Get ready for baby boomers’ exit from workforce
The Census Bureau projects that one of six workers in Hawaii is at least 55 years old and nearing retirement.
AS baby boomers near retirement, Hawaii faces a potential worker shortage
that threatens to be debilitating to county and state governments and the economy. Nearly one in six workers in the state is 55 or older and will be eligible to retire in four years, and employers will need not only to fill their jobs but find more workers for a growing economy.
The problem, of course, is nationwide, resulting from improved health care and a bulging post-World War II birth rate. The median age in the country rose from 22.9 years in 1900 to 35.3 years in 2000. In the two decades following the war, 70 percent more births were recorded than in the previous 20 years.
The Census Bureau projects that the national population 65 and older will increase from about one in eight people to one in five by 2030. In a previous report, the bureau projected that the number of Hawaii residents 65 and older will increase from 164,000, or 13.8 percent of the population, in 2005 to 289,000, or 16 percent, in 2025.

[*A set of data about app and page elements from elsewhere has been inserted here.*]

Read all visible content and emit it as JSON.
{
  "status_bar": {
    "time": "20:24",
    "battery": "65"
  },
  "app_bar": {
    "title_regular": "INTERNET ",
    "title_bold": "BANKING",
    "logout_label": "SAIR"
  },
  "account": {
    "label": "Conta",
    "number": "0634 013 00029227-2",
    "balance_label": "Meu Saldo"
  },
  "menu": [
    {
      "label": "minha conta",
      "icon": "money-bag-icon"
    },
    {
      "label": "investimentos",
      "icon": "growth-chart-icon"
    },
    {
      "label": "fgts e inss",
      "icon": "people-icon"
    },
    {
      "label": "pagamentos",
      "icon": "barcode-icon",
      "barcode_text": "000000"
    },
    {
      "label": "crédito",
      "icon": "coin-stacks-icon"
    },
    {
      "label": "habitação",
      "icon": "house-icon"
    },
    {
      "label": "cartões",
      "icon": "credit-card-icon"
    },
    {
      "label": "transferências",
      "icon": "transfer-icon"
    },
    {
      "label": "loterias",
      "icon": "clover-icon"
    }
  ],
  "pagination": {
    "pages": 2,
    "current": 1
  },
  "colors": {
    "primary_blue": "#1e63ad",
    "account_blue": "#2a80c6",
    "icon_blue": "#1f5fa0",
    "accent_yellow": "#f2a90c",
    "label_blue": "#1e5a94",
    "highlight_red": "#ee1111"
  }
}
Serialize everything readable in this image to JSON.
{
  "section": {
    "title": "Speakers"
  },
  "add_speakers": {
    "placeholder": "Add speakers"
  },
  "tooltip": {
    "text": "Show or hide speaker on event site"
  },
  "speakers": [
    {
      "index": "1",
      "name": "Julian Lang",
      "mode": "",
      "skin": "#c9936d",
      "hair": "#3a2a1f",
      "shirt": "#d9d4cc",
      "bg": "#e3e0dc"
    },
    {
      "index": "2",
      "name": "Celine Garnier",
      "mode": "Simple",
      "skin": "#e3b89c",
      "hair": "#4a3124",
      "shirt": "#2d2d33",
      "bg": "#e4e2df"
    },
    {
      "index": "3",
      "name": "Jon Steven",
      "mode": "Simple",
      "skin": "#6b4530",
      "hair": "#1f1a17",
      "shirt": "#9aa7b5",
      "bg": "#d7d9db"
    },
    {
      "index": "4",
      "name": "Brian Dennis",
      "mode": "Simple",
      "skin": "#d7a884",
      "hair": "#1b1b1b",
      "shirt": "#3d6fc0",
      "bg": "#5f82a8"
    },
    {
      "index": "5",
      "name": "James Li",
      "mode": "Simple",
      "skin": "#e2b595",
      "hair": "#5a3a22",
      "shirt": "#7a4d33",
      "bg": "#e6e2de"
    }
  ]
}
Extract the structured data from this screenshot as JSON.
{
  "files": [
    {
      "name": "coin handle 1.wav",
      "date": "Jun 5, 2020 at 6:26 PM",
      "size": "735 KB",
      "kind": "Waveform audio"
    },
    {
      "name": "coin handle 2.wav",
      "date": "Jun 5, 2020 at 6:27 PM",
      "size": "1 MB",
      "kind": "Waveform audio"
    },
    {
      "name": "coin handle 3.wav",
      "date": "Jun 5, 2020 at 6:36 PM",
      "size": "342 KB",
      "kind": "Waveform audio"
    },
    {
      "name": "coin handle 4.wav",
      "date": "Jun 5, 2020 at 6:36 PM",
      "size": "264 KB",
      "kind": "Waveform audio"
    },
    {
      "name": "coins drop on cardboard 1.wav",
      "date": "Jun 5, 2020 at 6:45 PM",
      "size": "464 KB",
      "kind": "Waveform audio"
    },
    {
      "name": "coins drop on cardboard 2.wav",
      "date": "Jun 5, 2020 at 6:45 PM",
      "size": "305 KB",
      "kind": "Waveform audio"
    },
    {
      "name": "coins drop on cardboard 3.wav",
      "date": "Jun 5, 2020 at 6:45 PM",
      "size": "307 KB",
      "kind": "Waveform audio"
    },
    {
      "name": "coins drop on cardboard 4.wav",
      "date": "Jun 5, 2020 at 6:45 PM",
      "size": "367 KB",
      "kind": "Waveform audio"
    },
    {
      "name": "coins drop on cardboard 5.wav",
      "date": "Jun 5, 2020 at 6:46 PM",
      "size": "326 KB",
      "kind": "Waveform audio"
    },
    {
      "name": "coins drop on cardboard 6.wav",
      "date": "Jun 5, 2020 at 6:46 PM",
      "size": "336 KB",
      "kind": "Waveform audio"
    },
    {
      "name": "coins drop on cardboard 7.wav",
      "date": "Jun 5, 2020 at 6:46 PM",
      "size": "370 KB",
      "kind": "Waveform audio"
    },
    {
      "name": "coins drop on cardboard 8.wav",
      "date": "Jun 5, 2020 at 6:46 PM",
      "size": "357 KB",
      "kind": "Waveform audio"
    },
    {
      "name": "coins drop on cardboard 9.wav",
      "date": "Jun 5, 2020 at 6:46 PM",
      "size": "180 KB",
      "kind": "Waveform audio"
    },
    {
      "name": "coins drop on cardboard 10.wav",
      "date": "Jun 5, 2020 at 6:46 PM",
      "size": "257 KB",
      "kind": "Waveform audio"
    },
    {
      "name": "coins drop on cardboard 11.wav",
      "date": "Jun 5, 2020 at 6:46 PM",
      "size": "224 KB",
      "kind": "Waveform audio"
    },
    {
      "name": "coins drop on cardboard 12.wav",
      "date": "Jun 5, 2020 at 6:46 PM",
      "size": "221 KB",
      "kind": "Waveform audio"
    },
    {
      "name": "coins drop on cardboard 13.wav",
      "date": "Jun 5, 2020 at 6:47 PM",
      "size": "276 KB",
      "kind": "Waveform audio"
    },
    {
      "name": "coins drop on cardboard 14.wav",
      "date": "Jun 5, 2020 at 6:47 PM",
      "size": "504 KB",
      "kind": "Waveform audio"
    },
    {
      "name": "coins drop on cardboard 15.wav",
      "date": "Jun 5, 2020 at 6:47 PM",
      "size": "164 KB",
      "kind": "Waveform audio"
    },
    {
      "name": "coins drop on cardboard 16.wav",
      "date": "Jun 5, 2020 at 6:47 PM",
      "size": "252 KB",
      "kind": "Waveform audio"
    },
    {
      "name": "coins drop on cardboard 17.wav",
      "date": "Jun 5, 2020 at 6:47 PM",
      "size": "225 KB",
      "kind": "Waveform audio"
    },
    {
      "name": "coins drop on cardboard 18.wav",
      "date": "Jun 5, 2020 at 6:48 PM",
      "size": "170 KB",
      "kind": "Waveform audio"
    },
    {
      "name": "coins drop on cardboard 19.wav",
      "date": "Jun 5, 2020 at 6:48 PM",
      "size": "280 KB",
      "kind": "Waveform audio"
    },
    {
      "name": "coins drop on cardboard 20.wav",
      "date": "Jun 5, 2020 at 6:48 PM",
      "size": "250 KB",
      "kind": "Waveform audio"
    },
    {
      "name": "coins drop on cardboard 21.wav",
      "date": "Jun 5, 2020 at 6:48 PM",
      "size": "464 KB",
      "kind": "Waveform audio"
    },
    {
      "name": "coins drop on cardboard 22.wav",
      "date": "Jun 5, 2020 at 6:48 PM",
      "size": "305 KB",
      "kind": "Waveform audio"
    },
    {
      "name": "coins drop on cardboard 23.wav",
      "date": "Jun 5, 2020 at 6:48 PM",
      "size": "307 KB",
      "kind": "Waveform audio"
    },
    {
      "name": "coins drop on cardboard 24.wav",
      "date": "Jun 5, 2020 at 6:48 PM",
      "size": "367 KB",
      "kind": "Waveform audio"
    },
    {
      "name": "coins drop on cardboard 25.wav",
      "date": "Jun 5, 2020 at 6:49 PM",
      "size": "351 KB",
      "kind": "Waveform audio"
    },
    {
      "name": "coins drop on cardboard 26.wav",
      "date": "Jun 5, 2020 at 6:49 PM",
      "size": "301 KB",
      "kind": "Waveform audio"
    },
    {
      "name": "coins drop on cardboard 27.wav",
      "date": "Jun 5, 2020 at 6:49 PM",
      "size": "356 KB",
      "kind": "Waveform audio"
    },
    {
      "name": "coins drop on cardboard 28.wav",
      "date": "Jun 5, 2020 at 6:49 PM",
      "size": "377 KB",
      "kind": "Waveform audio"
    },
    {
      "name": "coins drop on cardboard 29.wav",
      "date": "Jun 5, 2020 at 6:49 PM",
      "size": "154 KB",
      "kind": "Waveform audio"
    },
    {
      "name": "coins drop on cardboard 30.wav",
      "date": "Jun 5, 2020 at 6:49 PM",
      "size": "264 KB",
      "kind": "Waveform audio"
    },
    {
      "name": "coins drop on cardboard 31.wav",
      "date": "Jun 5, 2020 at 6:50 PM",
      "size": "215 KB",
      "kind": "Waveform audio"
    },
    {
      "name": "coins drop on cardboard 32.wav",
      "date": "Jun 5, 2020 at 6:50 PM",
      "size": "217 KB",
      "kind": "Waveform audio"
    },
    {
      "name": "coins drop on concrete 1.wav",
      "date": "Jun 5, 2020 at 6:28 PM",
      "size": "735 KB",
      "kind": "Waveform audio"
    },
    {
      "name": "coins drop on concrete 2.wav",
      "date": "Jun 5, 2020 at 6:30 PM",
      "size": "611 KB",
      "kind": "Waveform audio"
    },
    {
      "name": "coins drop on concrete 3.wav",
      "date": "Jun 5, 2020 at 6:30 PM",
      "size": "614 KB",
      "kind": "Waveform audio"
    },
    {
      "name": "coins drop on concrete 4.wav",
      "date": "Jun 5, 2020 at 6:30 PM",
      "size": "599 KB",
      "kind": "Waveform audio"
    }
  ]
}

Andrew Mason, an economics professor at the University of Hawaii, anticipates an even greater aging of Hawaii's population. In a report five years ago, Mason advised the state that the percentage of Hawaii's population 65 and older will increase from 13 percent in 2000 to 24.5 percent in 2030, with seniors numbering 45 for every 100 persons of working age (24 to 64).
In the new report, which makes no projections for Hawaii, the Census Bureau reports that 15.9 percent of the work force was 55 or older in 2004, but that figure is low for some pockets of the state's economy. In agriculture, forestry and fishing, 30.8 percent of the workers had reached that age, and James Hardway, a spokesman for the state Department of Labor and Industrial Relations, says 45 percent of his department's employees will be eligible to retire in five years.
What will employers do? Hardway told the Star-Bulletin's Nelson Daranciang that the state plans to recruit older workers, released convicts, people with disabilities and those in welfare-to-work programs. He says the state also will train people already in the workforce to perform high-skilled jobs.
In the private sector, David Bower, marketing director of Altres, the state's largest employment company, says businesses will need to look beyond salaries and make workers happy with their workload, work environment and lifestyle.